Materials provided:

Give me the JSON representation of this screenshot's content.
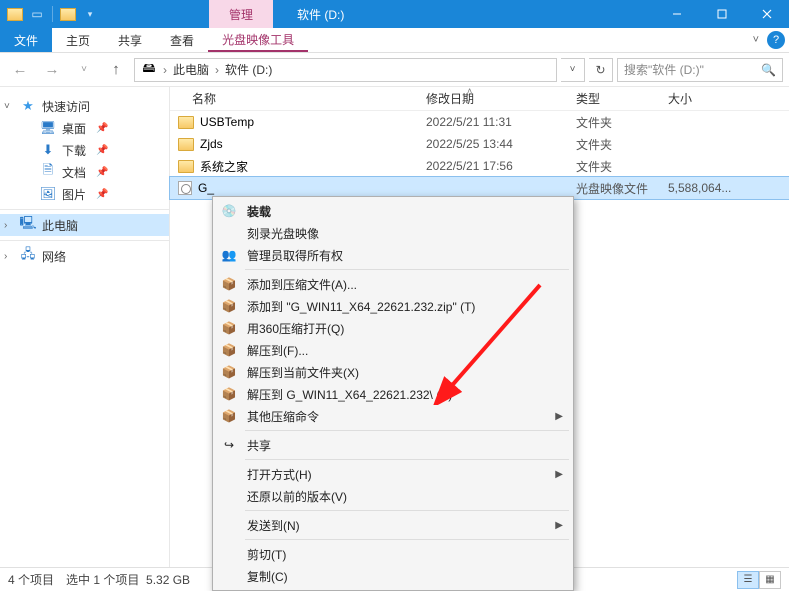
{
  "window": {
    "manage_tab": "管理",
    "drive_title": "软件 (D:)",
    "ribbon": {
      "file": "文件",
      "home": "主页",
      "share": "共享",
      "view": "查看",
      "disc_tools": "光盘映像工具"
    },
    "search_placeholder": "搜索\"软件 (D:)\""
  },
  "breadcrumb": {
    "root": "此电脑",
    "drive": "软件 (D:)"
  },
  "nav": {
    "quick_access": "快速访问",
    "desktop": "桌面",
    "downloads": "下载",
    "documents": "文档",
    "pictures": "图片",
    "this_pc": "此电脑",
    "network": "网络"
  },
  "columns": {
    "name": "名称",
    "date": "修改日期",
    "type": "类型",
    "size": "大小"
  },
  "files": [
    {
      "name": "USBTemp",
      "date": "2022/5/21 11:31",
      "type": "文件夹",
      "size": ""
    },
    {
      "name": "Zjds",
      "date": "2022/5/25 13:44",
      "type": "文件夹",
      "size": ""
    },
    {
      "name": "系统之家",
      "date": "2022/5/21 17:56",
      "type": "文件夹",
      "size": ""
    },
    {
      "name": "G_",
      "date": "",
      "type": "光盘映像文件",
      "size": "5,588,064..."
    }
  ],
  "context_menu": {
    "mount": "装载",
    "burn": "刻录光盘映像",
    "admin": "管理员取得所有权",
    "add_archive": "添加到压缩文件(A)...",
    "add_zip": "添加到 \"G_WIN11_X64_22621.232.zip\" (T)",
    "open_360": "用360压缩打开(Q)",
    "extract_to": "解压到(F)...",
    "extract_here": "解压到当前文件夹(X)",
    "extract_named": "解压到 G_WIN11_X64_22621.232\\ (E)",
    "other_compress": "其他压缩命令",
    "share": "共享",
    "open_with": "打开方式(H)",
    "restore": "还原以前的版本(V)",
    "send_to": "发送到(N)",
    "cut": "剪切(T)",
    "copy": "复制(C)"
  },
  "status": {
    "count": "4 个项目",
    "selection": "选中 1 个项目",
    "size": "5.32 GB"
  }
}
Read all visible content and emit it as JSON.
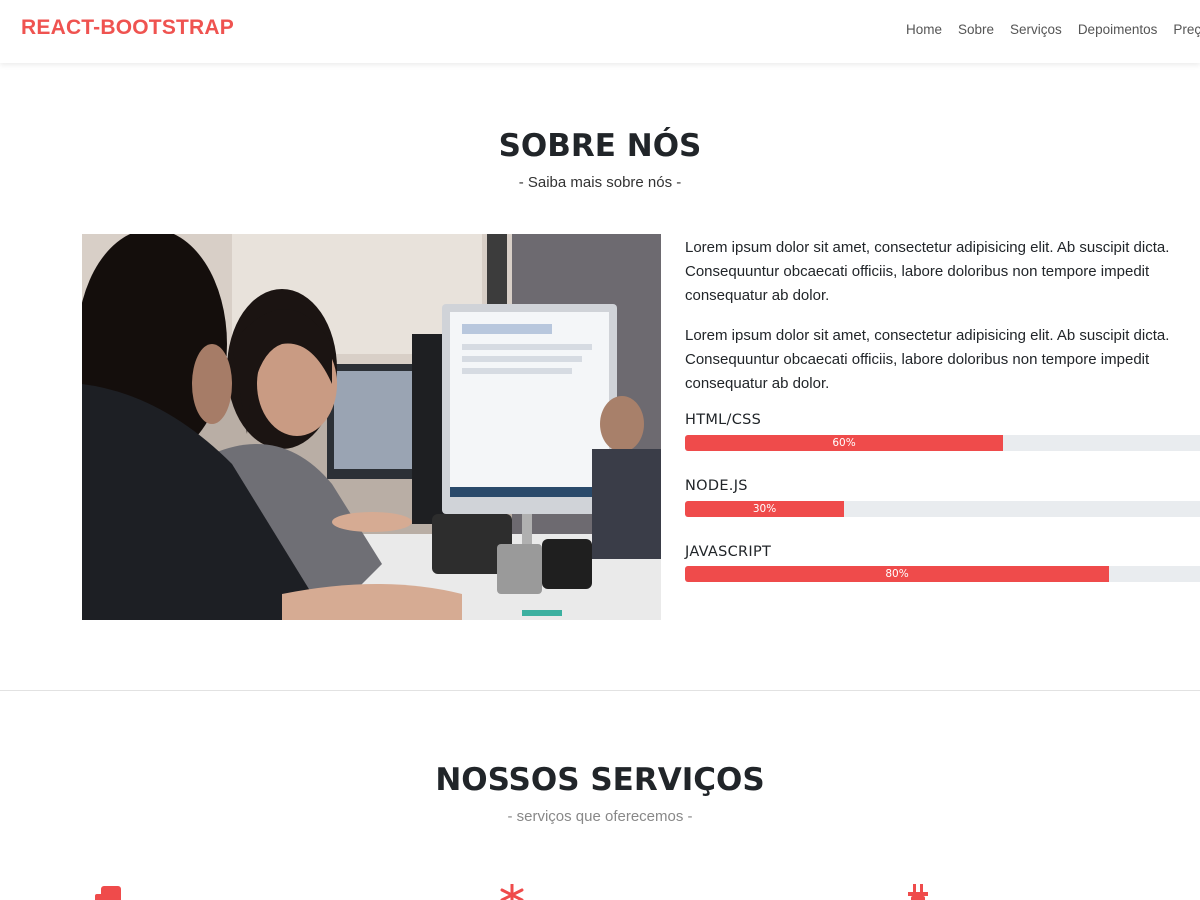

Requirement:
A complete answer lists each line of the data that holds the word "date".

Response box:
    "date": "修改日期",
      "date": "2022/5/21 11:31",
      "date": "2022/5/25 13:44",
      "date": "2022/5/21 17:56",
      "date": "",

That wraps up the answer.